### Task statement
The lines to copy are those in the records below that hold the word "title".

### The data
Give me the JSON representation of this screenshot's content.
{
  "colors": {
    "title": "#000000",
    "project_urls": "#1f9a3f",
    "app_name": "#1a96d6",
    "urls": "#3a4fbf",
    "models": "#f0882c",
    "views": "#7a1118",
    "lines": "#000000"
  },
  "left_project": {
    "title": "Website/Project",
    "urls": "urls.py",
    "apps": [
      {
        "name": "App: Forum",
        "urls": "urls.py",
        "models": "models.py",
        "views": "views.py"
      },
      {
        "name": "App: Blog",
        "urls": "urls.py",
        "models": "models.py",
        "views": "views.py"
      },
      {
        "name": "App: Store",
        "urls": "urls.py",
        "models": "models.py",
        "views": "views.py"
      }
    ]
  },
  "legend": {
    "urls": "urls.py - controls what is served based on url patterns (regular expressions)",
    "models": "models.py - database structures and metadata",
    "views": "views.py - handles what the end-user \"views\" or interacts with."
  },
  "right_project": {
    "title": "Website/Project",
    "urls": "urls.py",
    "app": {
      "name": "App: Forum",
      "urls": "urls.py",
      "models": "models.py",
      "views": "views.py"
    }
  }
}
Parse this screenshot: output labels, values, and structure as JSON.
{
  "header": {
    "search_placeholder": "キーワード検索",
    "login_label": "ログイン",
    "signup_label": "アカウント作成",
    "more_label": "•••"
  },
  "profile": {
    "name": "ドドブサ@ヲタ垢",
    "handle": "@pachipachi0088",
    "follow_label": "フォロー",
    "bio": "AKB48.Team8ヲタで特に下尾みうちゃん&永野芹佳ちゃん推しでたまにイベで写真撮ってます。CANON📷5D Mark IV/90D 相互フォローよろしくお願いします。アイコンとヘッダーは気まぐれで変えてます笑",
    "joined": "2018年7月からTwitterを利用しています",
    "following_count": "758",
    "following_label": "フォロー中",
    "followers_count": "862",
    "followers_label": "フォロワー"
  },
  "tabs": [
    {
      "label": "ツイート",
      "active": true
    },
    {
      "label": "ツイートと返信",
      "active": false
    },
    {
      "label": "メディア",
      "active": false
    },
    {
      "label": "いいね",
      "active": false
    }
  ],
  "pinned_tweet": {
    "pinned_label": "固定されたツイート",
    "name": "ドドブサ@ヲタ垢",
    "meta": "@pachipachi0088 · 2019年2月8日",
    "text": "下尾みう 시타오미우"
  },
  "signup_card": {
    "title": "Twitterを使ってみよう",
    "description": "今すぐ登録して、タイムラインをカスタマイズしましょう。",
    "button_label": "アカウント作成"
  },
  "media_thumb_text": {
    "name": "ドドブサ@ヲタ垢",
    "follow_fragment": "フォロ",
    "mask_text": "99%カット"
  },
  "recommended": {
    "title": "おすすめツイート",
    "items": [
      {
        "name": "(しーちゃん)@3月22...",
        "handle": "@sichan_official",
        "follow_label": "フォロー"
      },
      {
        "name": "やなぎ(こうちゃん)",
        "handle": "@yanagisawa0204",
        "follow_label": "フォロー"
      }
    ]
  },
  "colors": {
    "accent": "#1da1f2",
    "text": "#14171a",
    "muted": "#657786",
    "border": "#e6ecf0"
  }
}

### Result
    "title": "#000000",
    "title": "Website/Project",
    "title": "Website/Project",
    "title": "Twitterを使ってみよう",
    "title": "おすすめツイート",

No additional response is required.